Design/methodology/approach

In all, six focus group interviews were conducted to collect primary data from ten managers of three traditional travel agencies and 11 managers from three business hotels in Hong Kong, which is a major travel destination in Asia with many world-class hotels and tourism facilities.

Findings

Despite their different business backgrounds, the interviewees agreed on the increasing importance of Internet technology in the distribution of tourism products. The interviewees also posited that traditional travel agencies are still needed to serve certain customer groups, albeit their role may have little importance.

Practical implications

Practitioners should adapt to technologically induced changes to remain competitive in the e-business era.

Originality/value

This paper provides several original contributions. First, this paper supplements the extant literature by revealing how modern practitioners perceive disintermediation in the tourism and hospitality industry. Second, this paper is the first to investigate the disintermediation issue from the perspectives of tourism product/service suppliers and intermediaries. Finally, this paper provides a reference for industry practitioners to establish adequate strategies that take advantage of Internet technology.

Details

International Journal of Contemporary Hospitality Management, vol. 27 no. 3
Type: Research Article
ISSN: 0959-6119

Keywords

Article
Publication date: 31 May 2011

Crystal Ip, Rosanna Leung and Rob Law

In order to enhance operational efficiency, improve service quality and reduce costs, practitioners in the hospitality industry have widely adopted and implemented…

15610

Abstract

Purpose

In order to enhance operational efficiency, improve service quality and reduce costs, practitioners in the hospitality industry have widely adopted and implemented information and communication technologies (ICTs) in their businesses.
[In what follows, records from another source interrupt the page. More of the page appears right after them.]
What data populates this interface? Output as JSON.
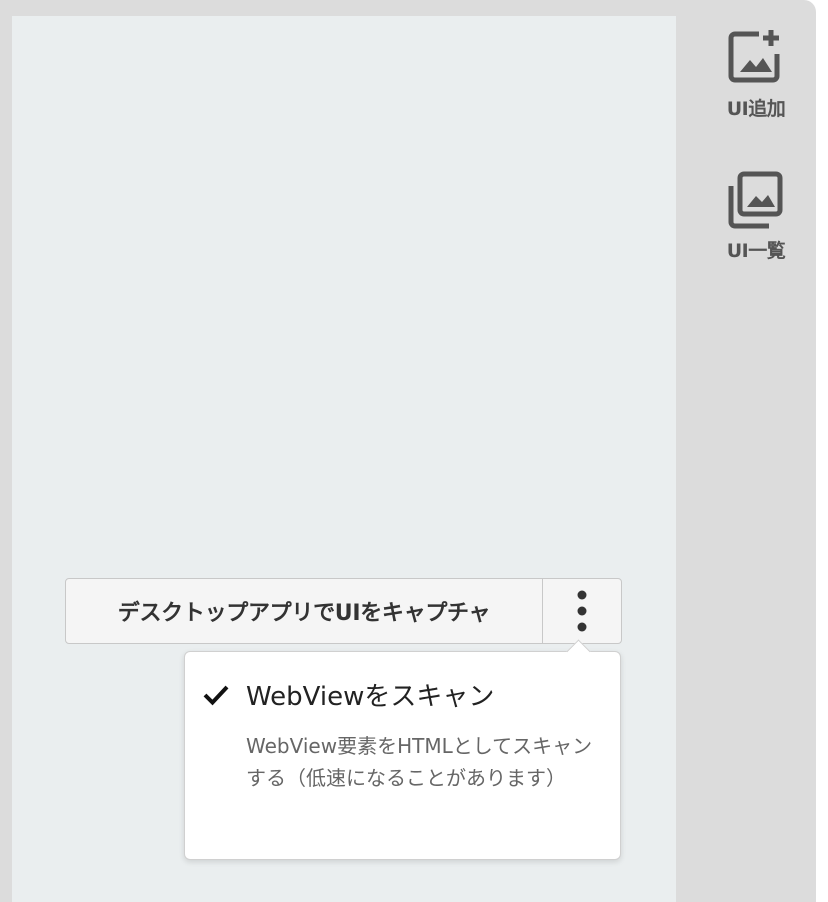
{
  "sidebar": {
    "items": [
      {
        "label": "UI追加",
        "icon": "add-image-icon"
      },
      {
        "label": "UI一覧",
        "icon": "image-library-icon"
      }
    ]
  },
  "capture": {
    "button_label": "デスクトップアプリでUIをキャプチャ",
    "more_icon": "vertical-dots-icon"
  },
  "menu": {
    "option_title": "WebViewをスキャン",
    "option_description": "WebView要素をHTMLとしてスキャンする（低速になることがあります）",
    "checked": true,
    "check_icon": "checkmark-icon"
  },
  "colors": {
    "background": "#dcdcdc",
    "panel": "#eaeeef",
    "icon": "#555555"
  }
}
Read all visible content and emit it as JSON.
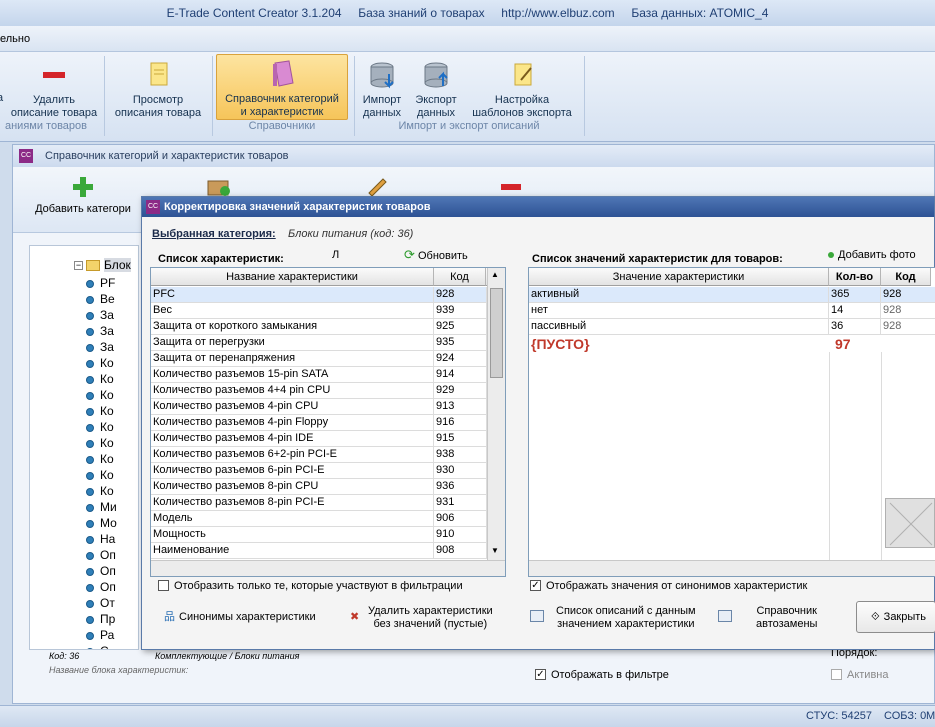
{
  "window": {
    "title": "E-Trade Content Creator 3.1.204     База знаний о товарах     http://www.elbuz.com     База данных: ATOMIC_4"
  },
  "menu": {
    "item": "ельно"
  },
  "ribbon": {
    "buttons": [
      {
        "label": "а",
        "icon": "partial-icon"
      },
      {
        "label": "Удалить\nописание товара",
        "icon": "minus-icon"
      },
      {
        "label": "Просмотр\nописания товара",
        "icon": "document-icon"
      },
      {
        "label": "Справочник категорий\nи характеристик",
        "icon": "book-icon"
      },
      {
        "label": "Импорт\nданных",
        "icon": "database-import-icon"
      },
      {
        "label": "Экспорт\nданных",
        "icon": "database-export-icon"
      },
      {
        "label": "Настройка\nшаблонов экспорта",
        "icon": "template-icon"
      }
    ],
    "groups": [
      "аниями товаров",
      "Справочники",
      "Импорт и экспорт описаний"
    ]
  },
  "mdi": {
    "title": "Справочник категорий и характеристик товаров",
    "add_category": "Добавить категори",
    "tree_root": "Блок",
    "tree_items": [
      "PF",
      "Ве",
      "За",
      "За",
      "За",
      "Ко",
      "Ко",
      "Ко",
      "Ко",
      "Ко",
      "Ко",
      "Ко",
      "Ко",
      "Ко",
      "Ми",
      "Мо",
      "На",
      "Оп",
      "Оп",
      "Оп",
      "От",
      "Пр",
      "Ра",
      "С"
    ],
    "code_label": "Код: 36",
    "path": "Комплектующие / Блоки питания",
    "name_label": "Название блока характеристик:",
    "order_label": "Порядок:",
    "show_in_filter": "Отображать в фильтре",
    "active": "Активна"
  },
  "dialog": {
    "title": "Корректировка значений характеристик товаров",
    "selected_label": "Выбранная категория:",
    "selected_value": "Блоки питания (код: 36)",
    "char_list_label": "Список характеристик:",
    "l_char": "Л",
    "refresh": "Обновить",
    "values_label": "Список значений характеристик для товаров:",
    "add_photo": "Добавить фото",
    "char_headers": [
      "Название характеристики",
      "Код"
    ],
    "chars": [
      [
        "PFC",
        "928"
      ],
      [
        "Вес",
        "939"
      ],
      [
        "Защита от короткого замыкания",
        "925"
      ],
      [
        "Защита от перегрузки",
        "935"
      ],
      [
        "Защита от перенапряжения",
        "924"
      ],
      [
        "Количество разъемов 15-pin SATA",
        "914"
      ],
      [
        "Количество разъемов 4+4 pin CPU",
        "929"
      ],
      [
        "Количество разъемов 4-pin CPU",
        "913"
      ],
      [
        "Количество разъемов 4-pin Floppy",
        "916"
      ],
      [
        "Количество разъемов 4-pin IDE",
        "915"
      ],
      [
        "Количество разъемов 6+2-pin PCI-E",
        "938"
      ],
      [
        "Количество разъемов 6-pin PCI-E",
        "930"
      ],
      [
        "Количество разъемов 8-pin CPU",
        "936"
      ],
      [
        "Количество разъемов 8-pin PCI-E",
        "931"
      ],
      [
        "Модель",
        "906"
      ],
      [
        "Мощность",
        "910"
      ],
      [
        "Наименование",
        "908"
      ]
    ],
    "value_headers": [
      "Значение характеристики",
      "Кол-во",
      "Код"
    ],
    "values": [
      [
        "активный",
        "365",
        "928"
      ],
      [
        "нет",
        "14",
        "928"
      ],
      [
        "пассивный",
        "36",
        "928"
      ]
    ],
    "empty_value": "{ПУСТО}",
    "empty_count": "97",
    "filter_only": "Отобразить только те, которые участвуют в фильтрации",
    "show_synonyms": "Отображать значения от синонимов характеристик",
    "synonyms": "Синонимы характеристики",
    "delete_empty": "Удалить характеристики\nбез значений (пустые)",
    "desc_list": "Список описаний с данным\nзначением характеристики",
    "autoreplace": "Справочник\nавтозамены",
    "close": "Закрыть"
  },
  "statusbar": {
    "items": [
      "СТУС: 54257",
      "СОБЗ: 0",
      "М"
    ]
  }
}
Understanding what has been done and how ICTs have performed in the past and are performing in the present could assist practitioners and researchers in identifying research gaps and formulating future plans. This paper aims to address these issues
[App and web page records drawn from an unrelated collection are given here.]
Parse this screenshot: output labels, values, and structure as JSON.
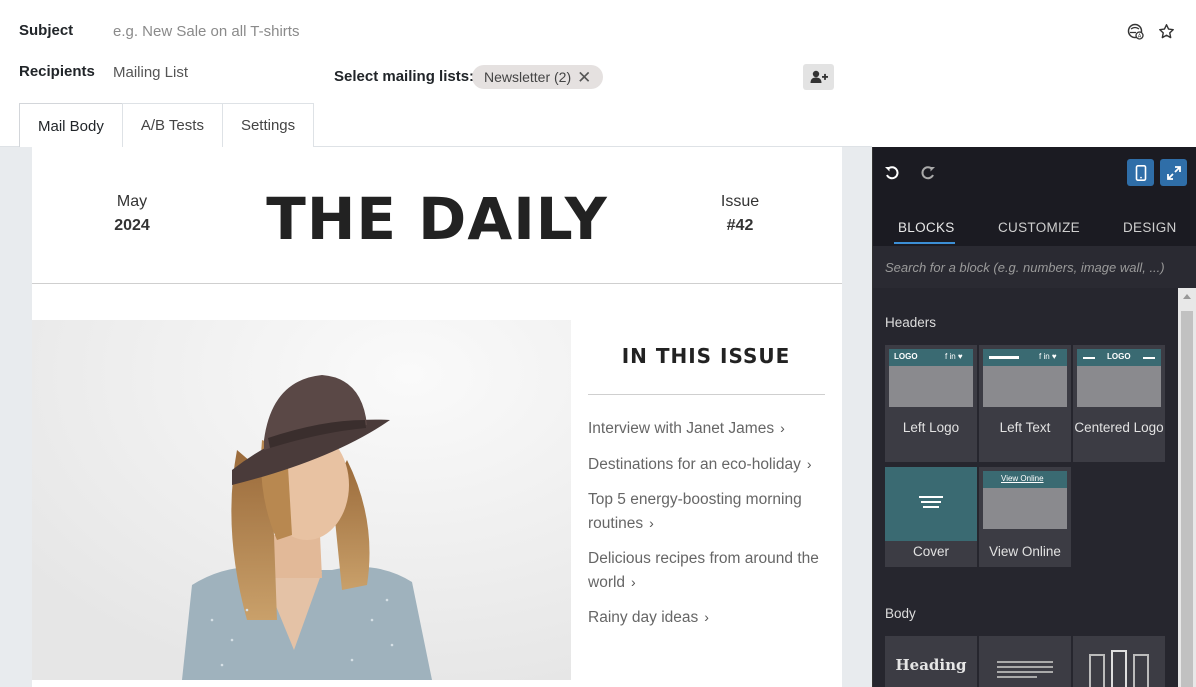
{
  "form": {
    "subject_label": "Subject",
    "subject_placeholder": "e.g. New Sale on all T-shirts",
    "recipients_label": "Recipients",
    "recipients_value": "Mailing List",
    "lists_label": "Select mailing lists:",
    "list_tag": "Newsletter (2)",
    "list_tag_remove": "✕"
  },
  "tabs": [
    "Mail Body",
    "A/B Tests",
    "Settings"
  ],
  "mail": {
    "month": "May",
    "year": "2024",
    "masthead": "THE DAILY",
    "issue_label": "Issue",
    "issue_number": "#42",
    "toc_title": "IN THIS ISSUE",
    "toc_items": [
      "Interview with Janet James",
      "Destinations for an eco-holiday",
      "Top 5 energy-boosting morning routines",
      "Delicious recipes from around the world",
      "Rainy day ideas"
    ]
  },
  "panel": {
    "tabs": [
      "BLOCKS",
      "CUSTOMIZE",
      "DESIGN"
    ],
    "search_placeholder": "Search for a block (e.g. numbers, image wall, ...)",
    "sections": {
      "headers": "Headers",
      "body": "Body"
    },
    "header_snippets": [
      "Left Logo",
      "Left Text",
      "Centered Logo",
      "Cover",
      "View Online"
    ],
    "body_snippets": [
      "Heading"
    ],
    "thumb_text": {
      "logo": "LOGO",
      "social": "f in ♥",
      "view_online": "View Online"
    }
  },
  "colors": {
    "panel_bg": "#1b1b22",
    "accent": "#3c8fd6",
    "device_button": "#2f6ea8",
    "tag_bg": "#e5e1e0"
  }
}
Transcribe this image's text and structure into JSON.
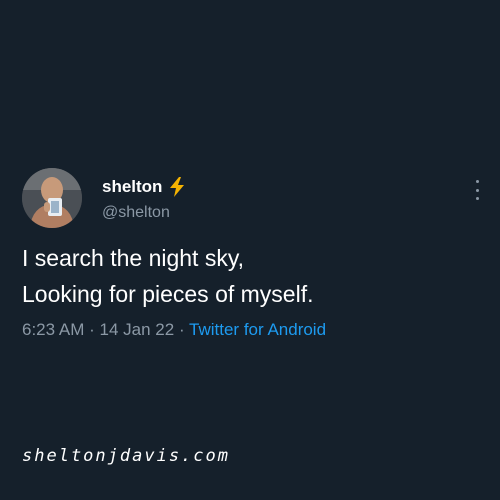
{
  "tweet": {
    "author_name": "shelton",
    "badge_icon": "lightning-bolt-icon",
    "author_handle": "@shelton",
    "text_lines": [
      "I search the night sky,",
      "Looking for pieces of myself."
    ],
    "time": "6:23 AM",
    "separator": "·",
    "date": "14 Jan 22",
    "source": "Twitter for Android",
    "more_icon": "more-options-icon"
  },
  "watermark": "sheltonjdavis.com",
  "colors": {
    "background": "#15202b",
    "text_primary": "#ffffff",
    "text_secondary": "#8b98a5",
    "link": "#1d9bf0",
    "badge": "#f5b301"
  }
}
Design/methodology/approach

This study analyzed 88 full-length ICT-related research articles that were published in the period 1999-2008 in eight leading hospitality journals. The research focuses on all selected articles were in suppliers ' perspectives, and each article was analyzed by content analysis.

Findings

Seven dimensions were formed after content analysis including human resources and training, security, reservation, revenue management, marketing, guest services, as well as strategic and operational management. Published articles were comprehensively overviewed on ICT usage in suppliers ' perspectives. In this paper, suppliers refers to the providers of hospitality services.

Research limitations/implications

The major limitation of this study is the inclusion of only eight leading journals. Nevertheless, findings should be of use to researchers and practitioners to understand various ICT applications in the hospitality industry.

Originality/value

A major contribution of this paper is its comprehensive review of previous studies and their contributions to hospitality. Future research areas on ICT development and implementation in suppliers ' perspective are also offered.

Details

International Journal of Contemporary Hospitality Management, vol. 23 no. 4
Type: Research Article
ISSN: 0959-6119

Keywords

Content available

Abstract

Details

International Journal of Contemporary Hospitality Management, vol. 23 no. 4
Type: Research Article
ISSN: 0959-6119

Content available
Article
Publication date: 13 April 2015

Fevzi Okumus

235

Abstract

Details

International Journal of Contemporary Hospitality Management, vol. 27 no. 3
Type: Research Article
ISSN: 0959-6119

Content available
Article
Publication date: 4 February 2019

Chulmo Koo, Luiz Mendes-Filho and Dimitrios Buhalis

1095

Abstract

Details

Tourism Review, vol. 74 no. 1
Type: Research Article
ISSN: 1660-5373

1 – 10 of 17